- Meetings & Events
- Policy & Advocacy
- Careers In Physics
- About APS
- Become a Member
The prize consists of $10,000 and a certificate citing the contributions made by the recipient. An allowance will be provided for travel expenses of the recipient to the meeting of the Society at which the prize is bestowed. The prize is awarded in even-numbered years.
The prize was established in 1989 by contributions from American Telephone and Telegraph, General Electric, General Telephone and Electronics, International Business Machines, and Xerox Corporations in recognition of the outstanding contributions of Will Allis to the study of ionized gases.
Nominations are open to scientists of all nations regardless of the geographical location at which the work was done. The prize shall ordinarily be awarded to one person but the prize may be shared when all recipients have contributed to the same accomplishment. Nominations are active for three years (two nomination cycles).

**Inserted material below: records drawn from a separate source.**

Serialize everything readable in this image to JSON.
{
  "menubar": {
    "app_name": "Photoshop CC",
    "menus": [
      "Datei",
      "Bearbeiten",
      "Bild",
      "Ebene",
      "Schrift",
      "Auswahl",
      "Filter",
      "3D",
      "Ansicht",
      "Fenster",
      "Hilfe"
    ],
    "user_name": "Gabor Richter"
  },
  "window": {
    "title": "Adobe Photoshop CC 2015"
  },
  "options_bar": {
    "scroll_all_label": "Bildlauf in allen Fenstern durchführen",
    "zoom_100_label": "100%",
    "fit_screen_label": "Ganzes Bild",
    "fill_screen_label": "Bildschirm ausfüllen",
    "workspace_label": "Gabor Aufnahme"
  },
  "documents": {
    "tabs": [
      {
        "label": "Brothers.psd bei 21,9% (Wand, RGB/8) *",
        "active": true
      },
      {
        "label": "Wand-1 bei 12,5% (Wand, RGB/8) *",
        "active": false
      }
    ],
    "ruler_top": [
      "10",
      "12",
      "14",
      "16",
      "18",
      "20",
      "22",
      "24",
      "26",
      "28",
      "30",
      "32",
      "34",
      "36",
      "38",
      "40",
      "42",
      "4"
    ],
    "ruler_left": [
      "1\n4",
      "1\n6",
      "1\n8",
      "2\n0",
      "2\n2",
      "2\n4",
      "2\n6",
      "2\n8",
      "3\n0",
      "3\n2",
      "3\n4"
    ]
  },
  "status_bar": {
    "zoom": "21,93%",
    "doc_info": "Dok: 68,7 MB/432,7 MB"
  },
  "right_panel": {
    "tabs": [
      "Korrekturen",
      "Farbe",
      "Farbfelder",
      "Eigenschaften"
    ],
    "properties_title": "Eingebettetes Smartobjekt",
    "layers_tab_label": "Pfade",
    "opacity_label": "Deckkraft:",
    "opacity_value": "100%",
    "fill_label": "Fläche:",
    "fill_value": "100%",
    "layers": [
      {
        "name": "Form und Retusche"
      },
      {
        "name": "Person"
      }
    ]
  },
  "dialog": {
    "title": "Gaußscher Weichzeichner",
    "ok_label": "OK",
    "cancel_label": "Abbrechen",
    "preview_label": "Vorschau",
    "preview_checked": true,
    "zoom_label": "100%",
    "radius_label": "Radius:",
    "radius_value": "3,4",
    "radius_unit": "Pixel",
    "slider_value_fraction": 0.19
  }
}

Deadline: Tuesday, June 1, 2021
The nomination package must include:
in addition, the nomination should include:
To start a new or update a continuing nomination, please see the Prize & Award Nomination Guidelines.
2020 Selection Committee Members: Klaus Bartschat (Chair), Leanne Pitchford ('18 Recipient), Christine Charles, John Foster, Cliff Surko
The membership of APS is diverse and global, and the nominees and recipients of APS Honors should reflect that diversity so that all are recognized for their impact on our community. Nominations of members belonging to groups traditionally underrepresented in physics, such as women, LGBT+ scientists, scientists who are Black, Indigenous, and people of color (BIPOC), disabled scientists, and scientists from outside the United States are especially encouraged.
Nominees for and holders of APS Honors (prizes, awards, and fellowship) and official leadership positions are expected to meet standards of professional conduct and integrity as described in the APS Ethics Guidelines. Violations of these standards may disqualify people from consideration or lead to revocation of honors or removal from office.